In 1972 Lemmy joined space-rock band Hawkwind on bass but left after being busted for drug possession on a tour of Canada in 1975.

Lemmy went on to form Motorhead and recorded 22 studio albums with the band between 1977 and 2015.


More bands have joined U2 in cancelling their concerts in the wake of the Paris attacks.

Foo Fighters, who were due to perform in Paris on November 16, have called off the remaining dates of their European tour “in light of this senseless violence”.

Motorhead, who were scheduled to perform in Paris on November 15, will now play there in January.

Coldplay, meanwhile, called off a live stream of a concert “out of respect for the terrible events in Paris”.

Last week’s attacks in the French capital hit a concert hall, a stadium, restaurants and bars.

Of the 129 people killed, 89 died when gunmen stormed the Bataclan concert venue where rock band Eagles of Death Metal were performing.

Members of Eagles of Death Metal escaped unhurt.

Foo Fighters wrote on the band’s Facebook page: “It is with profound sadness and heartfelt concern for everyone in Paris that we have been forced to announce the cancellation of the rest of our tour.

Photo Getty Images

Photo Getty Images

“In light of this senseless violence, the closing of borders, and international mourning, we can’t continue right now.

“Our thoughts and prayers are with everyone who was hurt or who lost a loved one.”

Foo Fighters had been due to perform in Turin on November 15, with two dates in France on November 16 and 17.

Motorhead tweeted: “Due to the serious situation in Paris we have to postpone our gig until January.

“We are rescheduling and will give details ASAP.”

Deftones, who had been scheduled to play two shows at the Bataclan on November 15 and 16 and were in Paris at the time of the attacks, have also called off their shows.

The metal band wrote on Facebook: “Thank for all your inquiries on our wellbeing.

“Band/Crew all safe and accounted for at this time. Prayers for those affected in these tragic events.”

Coldplay, meanwhile, called off a live stream of a concert at the Belasco Theatre in Los Angeles.

The concert was to have been beamed to fans across the world, but was not made available “out of respect for those affected”.

However, Coldplay did play a short, unbroadcast set for those already at the venue on November 14 “so that [their] journey [wasn’t] wasted”.

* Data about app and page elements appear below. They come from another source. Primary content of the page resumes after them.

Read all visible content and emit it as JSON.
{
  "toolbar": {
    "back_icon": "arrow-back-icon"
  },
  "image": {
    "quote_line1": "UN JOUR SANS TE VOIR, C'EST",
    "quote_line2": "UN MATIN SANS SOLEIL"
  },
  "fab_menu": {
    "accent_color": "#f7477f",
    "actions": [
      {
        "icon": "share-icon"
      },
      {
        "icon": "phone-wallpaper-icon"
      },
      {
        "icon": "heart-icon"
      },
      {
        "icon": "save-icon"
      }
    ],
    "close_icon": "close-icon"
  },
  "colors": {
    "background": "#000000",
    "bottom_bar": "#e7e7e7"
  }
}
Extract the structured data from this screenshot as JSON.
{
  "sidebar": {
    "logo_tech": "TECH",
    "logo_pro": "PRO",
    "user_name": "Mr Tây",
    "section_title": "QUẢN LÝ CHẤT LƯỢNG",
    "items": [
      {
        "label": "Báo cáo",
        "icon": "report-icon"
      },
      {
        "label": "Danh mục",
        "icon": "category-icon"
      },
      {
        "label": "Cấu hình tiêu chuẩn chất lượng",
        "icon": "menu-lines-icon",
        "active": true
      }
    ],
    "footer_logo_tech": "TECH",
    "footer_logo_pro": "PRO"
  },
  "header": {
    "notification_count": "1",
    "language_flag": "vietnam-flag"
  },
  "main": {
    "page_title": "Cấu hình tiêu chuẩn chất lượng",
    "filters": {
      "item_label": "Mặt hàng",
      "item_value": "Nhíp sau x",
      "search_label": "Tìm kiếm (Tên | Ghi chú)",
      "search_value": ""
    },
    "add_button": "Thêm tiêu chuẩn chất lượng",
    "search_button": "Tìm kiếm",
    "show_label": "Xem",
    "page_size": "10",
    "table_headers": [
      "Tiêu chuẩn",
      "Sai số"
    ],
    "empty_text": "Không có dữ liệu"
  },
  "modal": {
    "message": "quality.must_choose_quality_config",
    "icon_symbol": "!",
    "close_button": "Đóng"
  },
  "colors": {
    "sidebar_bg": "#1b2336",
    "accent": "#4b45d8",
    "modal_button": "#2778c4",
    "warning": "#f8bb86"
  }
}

U2, who had been due to perform in Paris on November 14, instead spent the evening laying flowers near the Bataclan concert hall.